Well, she hasn’t yet, technically. But surely she will. Just four weeks ago, I ran a column full or predictions for 2015, each of which was every bit as authentic as that prediction in the jar in that one scene in that one movie about that boy wizard. On Jan. 13, Cal Poly President Jeffrey Armstrong released a statement that essentially proved that I’m 1) a prophetic genius who is 2) going to receive an invitation to become the fifth—and obviously most attractive—bobblehead on The View, issuing opinions to my much larger audience of adoring fans.
If you’re not convinced, this is what I said way back when: “A Cal Poly fraternity will be associated with a scandal involving either rape, underage drinking, or hazing, and the community’s going to be too tired of feigning shock and outrage to respond.”
Lo and behold, not a full month later, a Cal Poly fraternity was apparently the site of an alleged sexual assault—the third such assault to take place at a Cal Poly fraternity in as many months. Of course, if you factor in a leaked Facebook post in which a Cal Poly fraternity member talked degradingly about the “hot young box” at a sorority, as well as incidents of binge drinking, hazing, and inappropriately themed parties—anyone else remember Colonial Bros and Nava-hos?—you don’t exactly have to be Dr. House to figure out that the Greek system orchard has some rotten apples.
Personally, I’m just impressed that it only took three reported sexual assaults before Cal Poly administration decided to pump the brakes. Sure, there was some finger wagging and a party registration system that the Greeks predictably responded to with outraged guffaws about what upstanding and community-minded citizens they all were. But we all knew that a bunch of kids who thought “Colonial Bros and Nava-hos” was an appropriate Thanksgiving party theme weren’t going to suddenly start following the rules just because the university administration created more of them.
Sure, we could have shut it down after the very first reported rape back in October. We could have taken every single member of every fraternity and every sorority, sat them down in a room, and explained in very clear and simple terms that they were suffering from a culture problem. That anyone caught engaging in abusive, misogynistic, homophobic, racist, illegal, Neanderthal behavior would be excised from the system and the university like an unwanted tumor. Instead, the campus police issued a list of tips to help women avoid getting raped.
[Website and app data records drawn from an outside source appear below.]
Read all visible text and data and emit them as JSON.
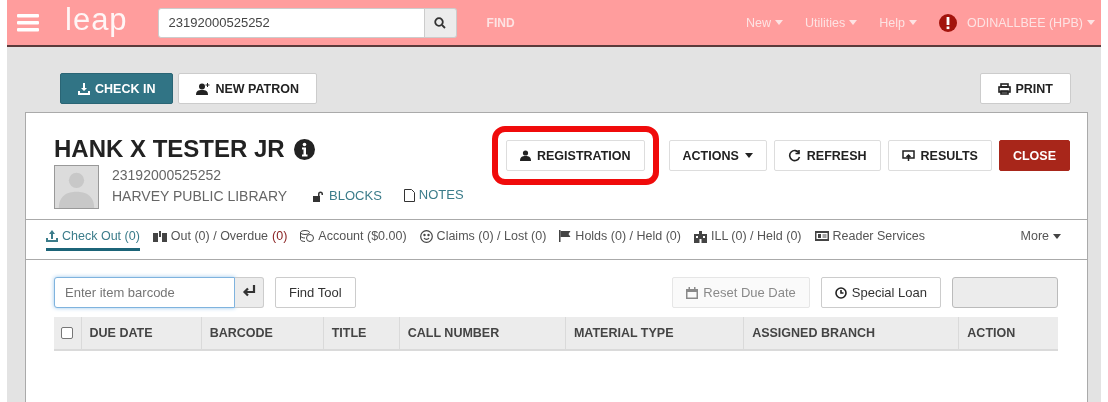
{
  "navbar": {
    "logo": "leap",
    "search": {
      "value": "23192000525252"
    },
    "find": "FIND",
    "menus": [
      "New",
      "Utilities",
      "Help"
    ],
    "user": "ODINALLBEE (HPB)"
  },
  "toolbar": {
    "buttons": [
      {
        "label": "CHECK IN",
        "kind": "checkin"
      },
      {
        "label": "NEW PATRON",
        "kind": "newpatron"
      }
    ],
    "print": "PRINT"
  },
  "patron": {
    "name": "HANK X TESTER JR",
    "barcode": "23192000525252",
    "library": "HARVEY PUBLIC LIBRARY",
    "links": [
      {
        "label": "BLOCKS",
        "kind": "blocks"
      },
      {
        "label": "NOTES",
        "kind": "notes"
      }
    ],
    "buttons": [
      {
        "label": "REGISTRATION",
        "kind": "registration",
        "highlighted": true
      },
      {
        "label": "ACTIONS",
        "kind": "actions",
        "highlighted": false
      },
      {
        "label": "REFRESH",
        "kind": "refresh",
        "highlighted": false
      },
      {
        "label": "RESULTS",
        "kind": "results",
        "highlighted": false
      },
      {
        "label": "CLOSE",
        "kind": "close",
        "highlighted": false
      }
    ]
  },
  "tabs": [
    {
      "label": "Check Out (0)",
      "kind": "checkout",
      "selected": true
    },
    {
      "label": "Out (0) / Overdue",
      "alert": "(0)",
      "kind": "out",
      "selected": false
    },
    {
      "label": "Account ($0.00)",
      "kind": "account",
      "selected": false
    },
    {
      "label": "Claims (0) / Lost (0)",
      "kind": "claims",
      "selected": false
    },
    {
      "label": "Holds (0) / Held (0)",
      "kind": "holds",
      "selected": false
    },
    {
      "label": "ILL (0) / Held (0)",
      "kind": "ill",
      "selected": false
    },
    {
      "label": "Reader Services",
      "kind": "reader",
      "selected": false
    }
  ],
  "more": "More",
  "checkout": {
    "barcode_field": {
      "placeholder": "Enter item barcode"
    },
    "find_tool": "Find Tool",
    "reset_due_date": {
      "label": "Reset Due Date",
      "disabled": true
    },
    "special_loan": "Special Loan"
  },
  "table": {
    "columns": [
      "DUE DATE",
      "BARCODE",
      "TITLE",
      "CALL NUMBER",
      "MATERIAL TYPE",
      "ASSIGNED BRANCH",
      "ACTION"
    ],
    "select_all": {
      "checked": false
    }
  }
}
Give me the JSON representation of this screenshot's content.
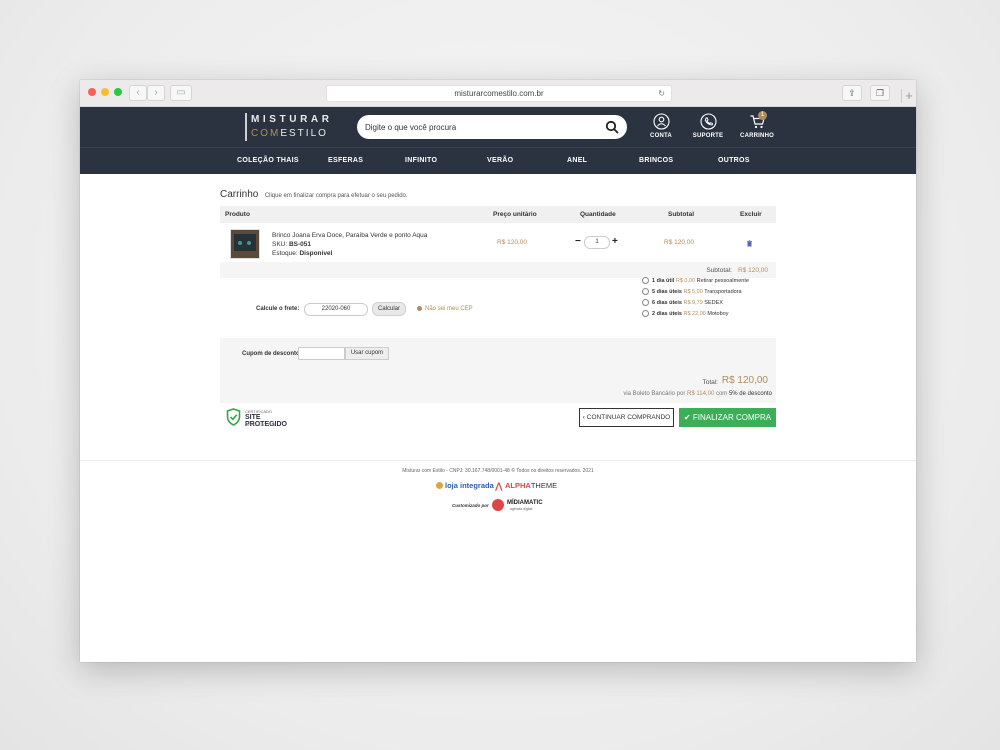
{
  "browser": {
    "url": "misturarcomestilo.com.br"
  },
  "header": {
    "logo_line1": "MISTURAR",
    "logo_com": "COM",
    "logo_line2": "ESTILO",
    "search_placeholder": "Digite o que você procura",
    "account_label": "CONTA",
    "support_label": "SUPORTE",
    "cart_label": "CARRINHO",
    "cart_count": "1"
  },
  "nav": {
    "items": [
      "COLEÇÃO THAIS",
      "ESFERAS",
      "INFINITO",
      "VERÃO",
      "ANEL",
      "BRINCOS",
      "OUTROS"
    ]
  },
  "cart": {
    "title": "Carrinho",
    "subtitle": "Clique em finalizar compra para efetuar o seu pedido.",
    "columns": {
      "product": "Produto",
      "unit_price": "Preço unitário",
      "quantity": "Quantidade",
      "subtotal": "Subtotal",
      "remove": "Excluir"
    },
    "item": {
      "name": "Brinco Joana Erva Doce, Paraíba Verde e ponto Aqua",
      "sku_label": "SKU:",
      "sku": "BS-051",
      "stock_label": "Estoque:",
      "stock": "Disponível",
      "unit_price": "R$ 120,00",
      "quantity": "1",
      "subtotal": "R$ 120,00"
    },
    "subtotal_label": "Subtotal:",
    "subtotal_value": "R$ 120,00"
  },
  "freight": {
    "label": "Calcule o frete:",
    "cep": "22020-060",
    "calc_button": "Calcular",
    "dont_know_cep": "Não sei meu CEP",
    "options": [
      {
        "days": "1 dia útil",
        "price": "R$ 0,00",
        "name": "Retirar pessoalmente"
      },
      {
        "days": "5 dias úteis",
        "price": "R$ 5,00",
        "name": "Transportadora"
      },
      {
        "days": "6 dias úteis",
        "price": "R$ 9,79",
        "name": "SEDEX"
      },
      {
        "days": "2 dias úteis",
        "price": "R$ 22,00",
        "name": "Motoboy"
      }
    ]
  },
  "coupon": {
    "label": "Cupom de desconto:",
    "value": "",
    "button": "Usar cupom"
  },
  "total": {
    "label": "Total:",
    "value": "R$ 120,00",
    "boleto_prefix": "via Boleto Bancário por",
    "boleto_value": "R$ 114,00",
    "boleto_middle": "com",
    "boleto_discount": "5% de desconto"
  },
  "seal": {
    "line1": "CERTIFICADO",
    "line2": "SITE PROTEGIDO",
    "line3": "CERTIFICADO SSL"
  },
  "actions": {
    "continue": "CONTINUAR COMPRANDO",
    "finish": "FINALIZAR COMPRA"
  },
  "footer": {
    "copyright": "Misturar com Estilo - CNPJ: 30.167.748/0001-48 © Todos os direitos reservados. 2021",
    "loja_integrada": "loja integrada",
    "alpha": "ALPHA",
    "theme": "THEME",
    "customized_by": "Customizado por",
    "midiamatic": "MÍDIAMATIC",
    "midiamatic_sub": "agência digital"
  },
  "colors": {
    "header_bg": "#2b3340",
    "accent_gold": "#b08d5b",
    "finish_green": "#3dae58"
  }
}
Too bad the second rape victim wasn’t paying attention to their advice, because maybe if she had walked confidently or used the buddy system she could have avoided what was undoubtedly the most traumatic experience of her young life. Too bad the second rape victim wasn’t sufficient for the university to recognize there was a problem that couldn’t be solved by party registration. Maybe if they had thought to include a box to check if a fraternity member was planning on raping someone, then the party could have been shut down and one young woman, at least, could have been spared what followed.
Instead, just a short time later, we had a third reported sexual assault. And three seems to be the magic number, because finally the university is placing all Greek organizations on “temporary social probation,” meaning no social events for the next 30 days—possibly longer—while the disgraced Greeks “develop a plan to enhance our existing education efforts and programs and create safer social environments when organizations host parties.”
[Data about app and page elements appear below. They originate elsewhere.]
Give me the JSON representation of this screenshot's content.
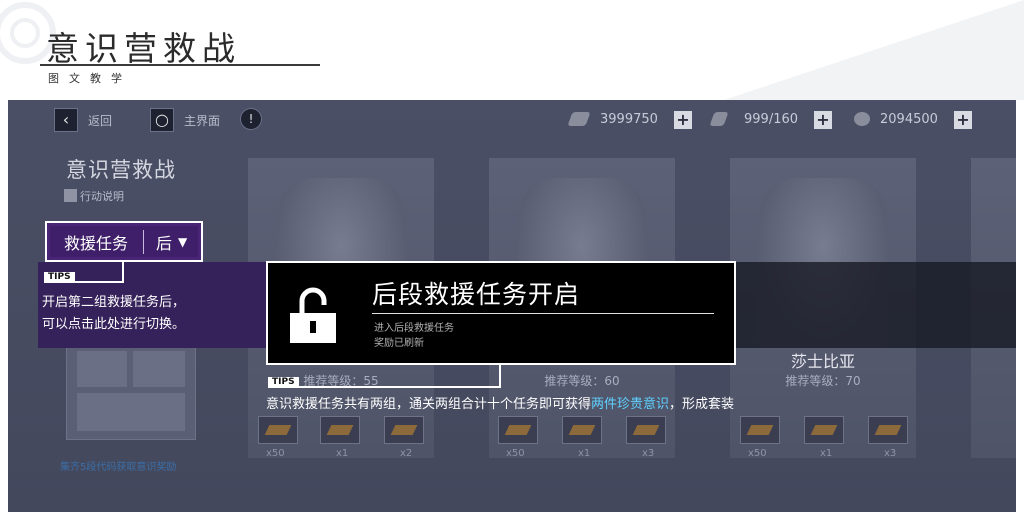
{
  "header": {
    "title": "意识营救战",
    "subtitle": "图文教学"
  },
  "topbar": {
    "back_label": "返回",
    "home_label": "主界面",
    "resources": [
      {
        "icon": "stamina-icon",
        "value": "3999750"
      },
      {
        "icon": "blackcard-icon",
        "value": "999/160"
      },
      {
        "icon": "coin-icon",
        "value": "2094500"
      }
    ]
  },
  "left_panel": {
    "title": "意识营救战",
    "action_info": "行动说明",
    "rescue_label": "救援任务",
    "rescue_phase": "后",
    "collect_hint": "集齐5段代码获取意识奖励"
  },
  "cards": [
    {
      "name": "",
      "level": "推荐等级：55",
      "rewards": [
        "x50",
        "x1",
        "x2"
      ]
    },
    {
      "name": "",
      "level": "推荐等级：60",
      "rewards": [
        "x50",
        "x1",
        "x3"
      ]
    },
    {
      "name": "莎士比亚",
      "level": "推荐等级：70",
      "rewards": [
        "x50",
        "x1",
        "x3"
      ]
    }
  ],
  "tips_label": "TIPS",
  "tip1": [
    "开启第二组救援任务后，",
    "可以点击此处进行切换。"
  ],
  "popup": {
    "title": "后段救援任务开启",
    "line1": "进入后段救援任务",
    "line2": "奖励已刷新"
  },
  "tip2": {
    "text_before": "意识救援任务共有两组，通关两组合计十个任务即可获得",
    "highlight": "两件珍贵意识",
    "text_after": "，形成套装"
  },
  "colors": {
    "accent_purple": "#3f1f69",
    "highlight_cyan": "#5fd1ff"
  }
}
If you ask me—and it’s true that the Cal Poly administration didn’t, but maybe they should have because I’ve been bellowing at the top of my lungs that the Greek culture is toxic, that the incidents that the administration seemed to regard as minor and even cute flare-ups of misogyny were systemic and dangerous—the Greeks are going to put on a good show of taking this all very seriously, the administration is going to call off social probation after 30 days, and nothing’s going to change. I know this because the university’s tone in the press release announcing social probation was almost apologetic. “We do not take this action lightly.” “We have made the difficult decision.”
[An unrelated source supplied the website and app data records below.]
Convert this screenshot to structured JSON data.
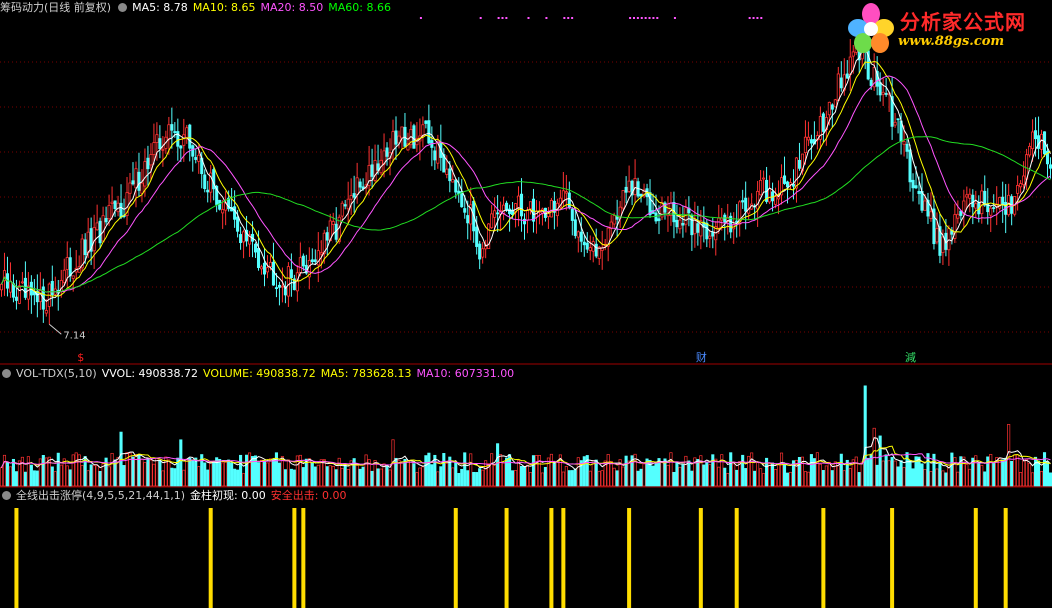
{
  "main_panel": {
    "title": "筹码动力(日线 前复权)",
    "ma_labels": [
      {
        "text": "MA5: 8.78",
        "color": "#ffffff"
      },
      {
        "text": "MA10: 8.65",
        "color": "#ffff00"
      },
      {
        "text": "MA20: 8.50",
        "color": "#ff55ff"
      },
      {
        "text": "MA60: 8.66",
        "color": "#00ff00"
      }
    ],
    "low_label": "7.14",
    "markers": [
      {
        "text": "$",
        "index": 27,
        "color": "#ff2020"
      },
      {
        "text": "财",
        "index": 234,
        "color": "#4a8aff"
      },
      {
        "text": "減",
        "index": 304,
        "color": "#33dd66"
      }
    ]
  },
  "volume_panel": {
    "labels": [
      {
        "text": "VOL-TDX(5,10)",
        "color": "#cfcfcf"
      },
      {
        "text": "VVOL: 490838.72",
        "color": "#ffffff"
      },
      {
        "text": "VOLUME: 490838.72",
        "color": "#ffff00"
      },
      {
        "text": "MA5: 783628.13",
        "color": "#ffff00"
      },
      {
        "text": "MA10: 607331.00",
        "color": "#ff55ff"
      }
    ]
  },
  "signal_panel": {
    "labels": [
      {
        "text": "全线出击涨停(4,9,5,5,21,44,1,1)",
        "color": "#cfcfcf"
      },
      {
        "text": "金柱初现: 0.00",
        "color": "#ffffff"
      },
      {
        "text": "安全出击: 0.00",
        "color": "#ff3030"
      }
    ]
  },
  "logo": {
    "title": "分析家公式网",
    "url": "www.88gs.com"
  },
  "colors": {
    "up": "#ff3232",
    "down": "#54ffff",
    "signal_bar": "#ffdd00",
    "grid": "#7a0000",
    "separator": "#a00000"
  },
  "chart_data": {
    "type": "candlestick",
    "anchors_close": [
      [
        0,
        7.6
      ],
      [
        12,
        7.2
      ],
      [
        22,
        7.8
      ],
      [
        40,
        9.0
      ],
      [
        48,
        9.7
      ],
      [
        55,
        10.3
      ],
      [
        62,
        10.2
      ],
      [
        68,
        9.5
      ],
      [
        80,
        8.5
      ],
      [
        95,
        7.6
      ],
      [
        108,
        8.3
      ],
      [
        125,
        9.8
      ],
      [
        135,
        10.3
      ],
      [
        142,
        10.2
      ],
      [
        152,
        9.5
      ],
      [
        160,
        8.3
      ],
      [
        168,
        8.9
      ],
      [
        180,
        8.9
      ],
      [
        188,
        9.1
      ],
      [
        198,
        8.1
      ],
      [
        210,
        9.3
      ],
      [
        228,
        8.7
      ],
      [
        240,
        8.6
      ],
      [
        252,
        9.2
      ],
      [
        262,
        9.3
      ],
      [
        276,
        10.7
      ],
      [
        287,
        11.8
      ],
      [
        296,
        10.9
      ],
      [
        308,
        9.1
      ],
      [
        314,
        8.3
      ],
      [
        322,
        9.0
      ],
      [
        330,
        9.1
      ],
      [
        336,
        8.8
      ],
      [
        346,
        10.4
      ],
      [
        351,
        9.7
      ]
    ],
    "signal_indices": [
      5,
      70,
      98,
      101,
      152,
      169,
      184,
      188,
      210,
      234,
      246,
      275,
      298,
      326,
      336
    ],
    "volume_spikes": [
      [
        40,
        1.4
      ],
      [
        289,
        2.6
      ],
      [
        292,
        1.5
      ],
      [
        337,
        1.6
      ],
      [
        294,
        1.3
      ],
      [
        60,
        1.2
      ],
      [
        131,
        1.2
      ],
      [
        166,
        1.1
      ]
    ],
    "n_bars": 352,
    "series": [
      {
        "name": "MA5",
        "values": [
          8.78
        ]
      },
      {
        "name": "MA10",
        "values": [
          8.65
        ]
      },
      {
        "name": "MA20",
        "values": [
          8.5
        ]
      },
      {
        "name": "MA60",
        "values": [
          8.66
        ]
      }
    ],
    "volume_series": [
      {
        "name": "VVOL",
        "values": [
          490838.72
        ]
      },
      {
        "name": "VOLUME",
        "values": [
          490838.72
        ]
      },
      {
        "name": "MA5",
        "values": [
          783628.13
        ]
      },
      {
        "name": "MA10",
        "values": [
          607331.0
        ]
      }
    ],
    "signal_series": [
      {
        "name": "金柱初现",
        "values": [
          0.0
        ]
      },
      {
        "name": "安全出击",
        "values": [
          0.0
        ]
      }
    ]
  }
}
It’s as though the administration is under the impression that it answers to the fraternities rather than the other way around. Maybe it has something to do with the fact that President Armstrong was a member of Alpha Gamma Rho—the fraternity implicated in the second alleged sexual assault. And I’ll wager my third-best gold tooth he’s not the only big cheese over at Cal Poly who was a member of a fraternity. How can administrators enforce change if their sympathies lie with the system? And how can we expect the current generation of Greeks to enact change under duress?
If it were me, and I were laying down the law after three alleged rapes in as many months, I wouldn’t apologize, and I wouldn’t hint that everything would be resolved within 30 days. In fact, the entire system would be in danger of being shut down for the remainder of the academic year if not longer. Because you know what’s more important than an 18-year-old’s right to network over a keg? Everyone else’s right to attend college without getting raped.
Shredder’s concerned at the lack of concern from people who should be concerned. Send expressions of concern to firstname.lastname@example.org.